While the two camps have crystallized around the Tigray People’s Liberation Front (TPLF), the ruling party in the northern region, on the one hand and Abiy Ahmed on the other, there are also several other actors. The federal army’s operation involves regular troops from other Ethiopian regional states such as Amhara and Afar, plus the active support of the Eritrean Defense Forces (EDF). If the Ethiopian Prime Minister has been able to consolidate the anti-Tigrayan front during the summer, so too have the latter established their own coalition, the United Front of Ethiopian Federalist and Confederalist Force, joined by nine groups from different Ethiopian regional states that share a common desire to end the Abiy Ahmed government.[i] The TPLF-led coalition’s political agenda aims to revive the country’s federal structure through a revised version of Abyotawi democracy, the revolutionary democracy introduced during the Ethiopian People’s Revolutionary Democratic Front (EPRDF) era.
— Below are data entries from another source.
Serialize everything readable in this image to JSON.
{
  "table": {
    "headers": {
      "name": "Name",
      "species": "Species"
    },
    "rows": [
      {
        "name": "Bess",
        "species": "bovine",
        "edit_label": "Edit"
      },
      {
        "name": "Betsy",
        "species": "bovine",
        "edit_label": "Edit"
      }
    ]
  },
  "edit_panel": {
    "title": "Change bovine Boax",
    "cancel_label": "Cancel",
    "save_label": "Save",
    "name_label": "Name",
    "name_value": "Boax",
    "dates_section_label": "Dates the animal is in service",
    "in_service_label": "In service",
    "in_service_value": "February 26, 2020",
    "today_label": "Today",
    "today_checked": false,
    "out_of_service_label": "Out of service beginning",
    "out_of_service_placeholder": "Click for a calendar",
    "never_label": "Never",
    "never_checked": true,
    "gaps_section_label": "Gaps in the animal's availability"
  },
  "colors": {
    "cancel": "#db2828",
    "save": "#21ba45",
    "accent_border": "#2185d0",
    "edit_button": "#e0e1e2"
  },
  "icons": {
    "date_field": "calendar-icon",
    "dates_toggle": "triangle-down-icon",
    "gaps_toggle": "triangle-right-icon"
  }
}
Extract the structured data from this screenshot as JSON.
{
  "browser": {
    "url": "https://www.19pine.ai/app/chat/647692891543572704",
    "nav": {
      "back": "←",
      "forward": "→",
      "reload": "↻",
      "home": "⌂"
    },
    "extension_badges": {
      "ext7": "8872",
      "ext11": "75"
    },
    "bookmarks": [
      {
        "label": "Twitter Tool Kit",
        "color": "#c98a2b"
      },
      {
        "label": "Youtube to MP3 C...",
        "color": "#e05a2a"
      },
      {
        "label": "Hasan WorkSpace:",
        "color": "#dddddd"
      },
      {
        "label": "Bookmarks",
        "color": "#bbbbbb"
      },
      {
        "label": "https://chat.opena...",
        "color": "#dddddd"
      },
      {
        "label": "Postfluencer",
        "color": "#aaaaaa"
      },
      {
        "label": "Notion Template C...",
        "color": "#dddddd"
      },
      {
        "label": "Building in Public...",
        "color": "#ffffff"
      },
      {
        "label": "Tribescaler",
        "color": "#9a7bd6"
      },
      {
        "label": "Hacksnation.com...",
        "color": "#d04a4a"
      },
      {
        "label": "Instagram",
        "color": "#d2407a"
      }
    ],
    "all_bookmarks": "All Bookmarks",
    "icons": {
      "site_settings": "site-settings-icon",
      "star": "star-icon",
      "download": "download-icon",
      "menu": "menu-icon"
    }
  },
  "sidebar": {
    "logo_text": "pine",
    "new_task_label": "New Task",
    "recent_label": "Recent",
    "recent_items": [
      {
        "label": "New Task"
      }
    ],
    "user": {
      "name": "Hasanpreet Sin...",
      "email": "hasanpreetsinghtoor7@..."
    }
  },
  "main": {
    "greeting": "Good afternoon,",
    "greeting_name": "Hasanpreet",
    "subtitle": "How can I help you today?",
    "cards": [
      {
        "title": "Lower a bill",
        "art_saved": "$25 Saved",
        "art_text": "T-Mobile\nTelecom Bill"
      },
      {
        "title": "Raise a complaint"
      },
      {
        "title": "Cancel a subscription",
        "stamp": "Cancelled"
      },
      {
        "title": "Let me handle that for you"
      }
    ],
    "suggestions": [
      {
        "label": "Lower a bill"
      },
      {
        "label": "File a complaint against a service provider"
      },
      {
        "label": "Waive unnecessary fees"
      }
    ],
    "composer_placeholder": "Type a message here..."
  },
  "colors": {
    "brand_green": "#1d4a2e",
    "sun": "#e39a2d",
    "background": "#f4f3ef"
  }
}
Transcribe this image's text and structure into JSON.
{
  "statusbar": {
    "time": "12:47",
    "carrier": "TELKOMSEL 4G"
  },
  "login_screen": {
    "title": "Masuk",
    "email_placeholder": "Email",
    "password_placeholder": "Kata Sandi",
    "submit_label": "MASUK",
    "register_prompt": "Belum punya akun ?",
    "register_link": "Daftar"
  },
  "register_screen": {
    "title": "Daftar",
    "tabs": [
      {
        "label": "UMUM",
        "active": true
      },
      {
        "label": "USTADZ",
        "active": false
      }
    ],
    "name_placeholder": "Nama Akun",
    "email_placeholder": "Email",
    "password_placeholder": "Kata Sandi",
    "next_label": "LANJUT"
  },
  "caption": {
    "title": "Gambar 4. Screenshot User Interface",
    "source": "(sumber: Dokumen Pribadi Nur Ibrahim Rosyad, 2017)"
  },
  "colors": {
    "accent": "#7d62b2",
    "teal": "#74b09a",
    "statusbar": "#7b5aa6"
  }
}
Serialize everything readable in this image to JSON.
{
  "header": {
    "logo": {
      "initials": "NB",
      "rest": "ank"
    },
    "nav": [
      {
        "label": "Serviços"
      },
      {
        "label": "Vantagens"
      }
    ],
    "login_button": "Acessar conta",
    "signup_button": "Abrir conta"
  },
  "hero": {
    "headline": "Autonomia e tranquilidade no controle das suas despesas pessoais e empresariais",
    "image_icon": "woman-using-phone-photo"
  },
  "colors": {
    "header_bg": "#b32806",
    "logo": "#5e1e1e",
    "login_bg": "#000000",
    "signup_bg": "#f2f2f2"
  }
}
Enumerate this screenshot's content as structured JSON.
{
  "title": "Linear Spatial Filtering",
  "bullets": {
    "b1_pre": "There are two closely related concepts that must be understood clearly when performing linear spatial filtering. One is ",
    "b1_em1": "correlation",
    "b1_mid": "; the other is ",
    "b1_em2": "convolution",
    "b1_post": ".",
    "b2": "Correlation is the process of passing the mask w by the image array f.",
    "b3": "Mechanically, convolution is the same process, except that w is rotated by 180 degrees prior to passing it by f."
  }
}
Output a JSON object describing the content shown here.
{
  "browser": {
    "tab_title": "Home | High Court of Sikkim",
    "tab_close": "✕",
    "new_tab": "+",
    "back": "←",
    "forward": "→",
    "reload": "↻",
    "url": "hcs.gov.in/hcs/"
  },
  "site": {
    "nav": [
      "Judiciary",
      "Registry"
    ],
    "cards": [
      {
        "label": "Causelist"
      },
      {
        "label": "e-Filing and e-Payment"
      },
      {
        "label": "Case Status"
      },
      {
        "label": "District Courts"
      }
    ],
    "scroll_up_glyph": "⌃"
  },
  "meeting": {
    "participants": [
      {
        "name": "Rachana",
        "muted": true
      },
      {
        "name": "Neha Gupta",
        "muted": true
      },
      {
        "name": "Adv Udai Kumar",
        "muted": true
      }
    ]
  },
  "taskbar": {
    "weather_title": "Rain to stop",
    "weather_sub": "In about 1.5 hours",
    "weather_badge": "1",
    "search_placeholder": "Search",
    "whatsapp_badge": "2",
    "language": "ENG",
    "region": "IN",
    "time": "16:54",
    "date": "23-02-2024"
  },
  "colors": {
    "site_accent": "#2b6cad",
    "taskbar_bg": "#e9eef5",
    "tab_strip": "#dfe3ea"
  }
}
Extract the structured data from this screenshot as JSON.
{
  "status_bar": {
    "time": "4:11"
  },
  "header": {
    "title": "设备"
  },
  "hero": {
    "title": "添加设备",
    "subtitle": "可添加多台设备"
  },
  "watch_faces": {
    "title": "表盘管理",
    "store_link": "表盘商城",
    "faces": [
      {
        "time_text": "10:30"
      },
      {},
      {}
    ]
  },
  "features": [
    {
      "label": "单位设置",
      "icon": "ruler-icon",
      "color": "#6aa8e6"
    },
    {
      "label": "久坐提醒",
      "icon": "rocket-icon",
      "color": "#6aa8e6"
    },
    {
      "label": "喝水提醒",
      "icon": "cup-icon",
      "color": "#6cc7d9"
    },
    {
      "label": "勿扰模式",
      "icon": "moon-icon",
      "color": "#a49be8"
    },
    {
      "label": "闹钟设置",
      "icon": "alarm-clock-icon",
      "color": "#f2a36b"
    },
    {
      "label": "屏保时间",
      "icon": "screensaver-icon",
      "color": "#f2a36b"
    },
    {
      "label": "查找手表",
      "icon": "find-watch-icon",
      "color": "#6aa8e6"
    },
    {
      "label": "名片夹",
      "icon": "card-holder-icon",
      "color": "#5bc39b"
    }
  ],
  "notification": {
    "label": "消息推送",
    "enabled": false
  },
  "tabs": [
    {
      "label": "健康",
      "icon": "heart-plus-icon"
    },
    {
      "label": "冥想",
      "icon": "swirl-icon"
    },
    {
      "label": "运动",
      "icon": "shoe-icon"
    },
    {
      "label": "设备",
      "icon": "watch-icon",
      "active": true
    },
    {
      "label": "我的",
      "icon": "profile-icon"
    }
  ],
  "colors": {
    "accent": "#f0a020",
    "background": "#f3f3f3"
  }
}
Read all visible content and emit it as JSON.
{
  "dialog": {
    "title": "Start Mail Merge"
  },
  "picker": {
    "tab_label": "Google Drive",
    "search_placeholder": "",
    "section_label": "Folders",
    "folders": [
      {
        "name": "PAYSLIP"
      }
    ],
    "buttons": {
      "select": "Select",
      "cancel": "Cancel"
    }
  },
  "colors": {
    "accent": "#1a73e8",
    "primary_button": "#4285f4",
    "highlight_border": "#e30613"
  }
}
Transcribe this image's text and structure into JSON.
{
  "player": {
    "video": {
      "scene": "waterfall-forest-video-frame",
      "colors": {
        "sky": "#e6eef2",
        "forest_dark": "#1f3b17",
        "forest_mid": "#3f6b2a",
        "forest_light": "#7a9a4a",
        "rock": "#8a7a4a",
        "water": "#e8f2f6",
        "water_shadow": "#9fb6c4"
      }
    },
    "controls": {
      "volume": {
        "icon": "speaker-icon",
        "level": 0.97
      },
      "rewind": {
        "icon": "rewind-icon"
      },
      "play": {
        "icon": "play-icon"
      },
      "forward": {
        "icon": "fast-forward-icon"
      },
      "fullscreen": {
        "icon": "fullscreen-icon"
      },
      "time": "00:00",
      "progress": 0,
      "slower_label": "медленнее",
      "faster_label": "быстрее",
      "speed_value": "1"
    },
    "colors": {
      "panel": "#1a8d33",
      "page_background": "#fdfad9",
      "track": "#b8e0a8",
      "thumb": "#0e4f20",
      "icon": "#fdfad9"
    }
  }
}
The project has the explicit intention of countering the Prime Minister’s political agenda, who in recent years has promoted a pan-Ethiopian vision based on the concept of medemer (synergy/being added to). In terms of military aid, the Tigray Defense Forces (TDF), the TPLF’s military wing, has been able to rely primarily on the support of the Oromo Liberation Army (OLA), led by Jaal Marroo.
In November, the counter-offensive launched by TDF-OLA troops achieved significant success, forcing the Prime Minister to declare a six-month state of emergency. The Tigrayan takeover of some strategically important cities such as Dessie and Kombolcha suggested a forthcoming siege of Addis Ababa.[ii] However, in a few weeks, the balance of power in the conflict shifted yet again. Some strategic mistakes made by the anti-Abiy coalition combined with the arrival of recruits to the regional armies allied to the federal government swung the conflict’s momentum back in Abiy Ahmed’s favor. Also, the massive increase of Ethiopian air power has played a crucial role in slowing down the advance of the TDF-led troops. In addition to old Russian-made jets, such as the MIG-23 and Sukhoi Su-27 used since the Derg period, the Ethiopian Air Force (ETAF) relies on unmanned combat aerial vehicles (UCAV/drones) of various origins.[iii] Currently, the Chinese-made Wing Loong I, Iranian Mojaher-6, and, since last August, Turkish-made drones such as TB2 are flying over Ethiopia’s skies.[iv] Therefore, the last few weeks have allowed Ethiopian forces to regain ground and ensure safe transit on the route that connects the capital to Djibouti, a vital artery to ensure the continuation of supplies to Addis Ababa.